[2] The designation GRV was coined by Paul H. Smith afterwards for the RV techniques before the military application.

[3] As Bill Ray tells in an interview with PSI unit, two secretaries were busy at the same time with the not exactly easy task of transcribing the sentences that were mumbled in a deep state of relaxation.

“Although impressive results were obtained with ERV, CRV produced quality information more consistently and predictably, and so became the predominant technique employed at Ft. Meade during the program’s most pivotal years.” [4]

The CRV method “Controlled Remote Viewing” was originally called “Coordinate Remote Viewing”, named after addressing the target by a numerical coordinate. These were first geocoordinates, then virtual number combinations, and this is how it is used to this day. This development made it possible to guarantee that the viewer is completely blinded to the target. Working with blind or double-blind sessions allowed for a scientifically traceable evaluation of the data and was also an additional safeguard against unintended AOL and pre-assumptions in the viewer.

In today’s civil use of remote viewing, these last two “technical Additions ”(i.e. working with a number coordinate and blinding the viewer) retrospectively to the definition of remote viewing that is commonly used today – which is not wrong, but does not really get to the point. John Herlosky uses a good formulation:

Psi, psychic functioning, clairvoyance, and ESP are natural psychic ability. You are born with as much as you’re going to get.
Remote viewing is a protocol and a methodology. It can’t do any psychic functioning if you don’t already have your inherent psychic ability. Remote viewing is totally a man artificial creation, a methodology. It has to be learned. If you have the psychic ability of a hammer, it won’t matter how much or how well you learn the above, it won’t make you psychic, and it won’t make you a remote viewer either, since, without the ability, the methodology and the protocols mean nothing. And that is what is remote viewing.” [5]

In the practical application of remote viewing as a tool for information gathering, the question of the reliability of the information is important. The results of a session are never 100% correct, so what information can you rely on? After all, real-world applications are open questions that no one can pull a photo out of a closed envelope to clarify.

In the days of the Stargate program, viewer information never stood alone, but was supplemented by and cross-checked with other intelligence information channels.

In today’s civilian application, the problem is different, because to reconcile the open questions, in most cases only further RV sessions are possible. First of all, it is obvious: What several viewers (blindly) bring in matching information is most likely correct.

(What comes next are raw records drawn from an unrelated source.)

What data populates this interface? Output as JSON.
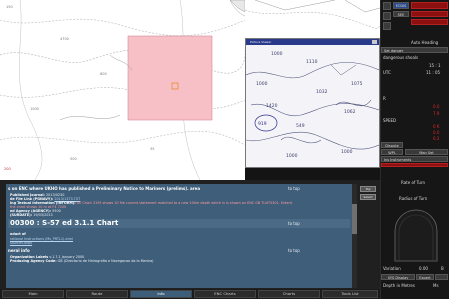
{
  "chart": {
    "depth_labels": [
      "150",
      "4700",
      "600",
      "1000",
      "35",
      "500",
      "200"
    ]
  },
  "inset": {
    "title": "Picture Viewer",
    "soundings": [
      "1000",
      "1110",
      "1032",
      "1075",
      "1062",
      "1420",
      "549",
      "919",
      "1000",
      "1000",
      "1000"
    ]
  },
  "right_panel": {
    "top_buttons": [
      "ECDIS",
      "SEE ALL"
    ],
    "labels": {
      "set_depth": "Auto Heading",
      "chart_danger": "Set danger",
      "dangerous": "dangerous shoals",
      "time1": "15 : 1",
      "utc": "UTC",
      "time2": "11 : 05",
      "a1": "R",
      "a2": "0.0",
      "a3": "7.9",
      "ship_mode": "SPEED",
      "rates": "0 K",
      "rate2": "0.0",
      "rate3": "0.2",
      "dispute": "Dispute",
      "wpl": "WPL",
      "man_set": "Man Set",
      "instruments": "Ins Instruments",
      "rate_of_turn": "Rate of Turn",
      "radius": "Radius of Turn",
      "variation": "Variation",
      "var_val": "0.00",
      "bl": "B",
      "ssd": "SYS Display",
      "expert": "Expert",
      "depth_under": "Depth in Metres",
      "depth_val": "Ms"
    }
  },
  "doc": {
    "line1": "s on ENC where UKHO has published a Preliminary Notice to Mariners (prelims). area",
    "line1_top": "to top",
    "line2_label": "Published Journal:",
    "line2_val": "2013/0230",
    "line3_label": "de File Link (PGNAVY):",
    "line3_link": "2013/1373.TXT",
    "line4_label": "ing Textual Information (INFORM):",
    "line4_text": "DE Chart 3195 shows 10 file current statement matched to a new 100m depth which is is shown on ENC GB 7U4T0301. Extent",
    "line4b": "the chart shows 10 m at F4 7200",
    "line5_label": "ed Agency (AGENCY):",
    "line5_val": "5500",
    "line6_label": "(SURDATE):",
    "line6_val": "19/03/2013",
    "heading2": "00300 : S-57 ed 3.1.1 Chart",
    "heading2_top": "to top",
    "line7_label": "oduct of",
    "line8_link": "rational Instructions (Ms_PRTL1).xtml",
    "line9_link": "sources.aspx",
    "line10": "neral info",
    "line10_top": "to top",
    "line11_label": "Organization Labels",
    "line11_val": "v.1.7.1 January 2000",
    "line12_label": "Producing Agency Code:",
    "line12_val": "GB (Directorio de Hidrografia e Navegacao da la Marina)",
    "btn1": "Top",
    "btn2": "Select"
  },
  "tabs": [
    "Main",
    "Route",
    "Info",
    "ENC Charts",
    "Charts",
    "Tools List"
  ]
}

A small but noteworthy footnote to this logic is the unanswered questions about the theory of the “telepathic overlay” as described by Ingo Swann in an essay dated Feb. 4, 1996. [6] Many remote viewers have already presented their experiences and views on this, but to our knowledge there has not yet been any scientific evidence. Some claim that the phenomenon does not exist, others attribute the theory to practical experience. Paul H. Smith thinks that telepathic overlay could most likely be a topic of the Tasker, especially when it comes to non-existent or very emotionally charged targets, such as in the esoteric area. In this way, the personal assumptions of the tasker could be picked up by the viewer if the viewer does not get a suitable signal from the actual target.

At the Institute At the moment there is a small series of experiments on this subject, maybe we will be able to contribute a little to the resolution of the open questions.

[7] PDF download: Excerpt from the book by Institute with the German translation of the article by Ingo Swann Telepathic Overlay “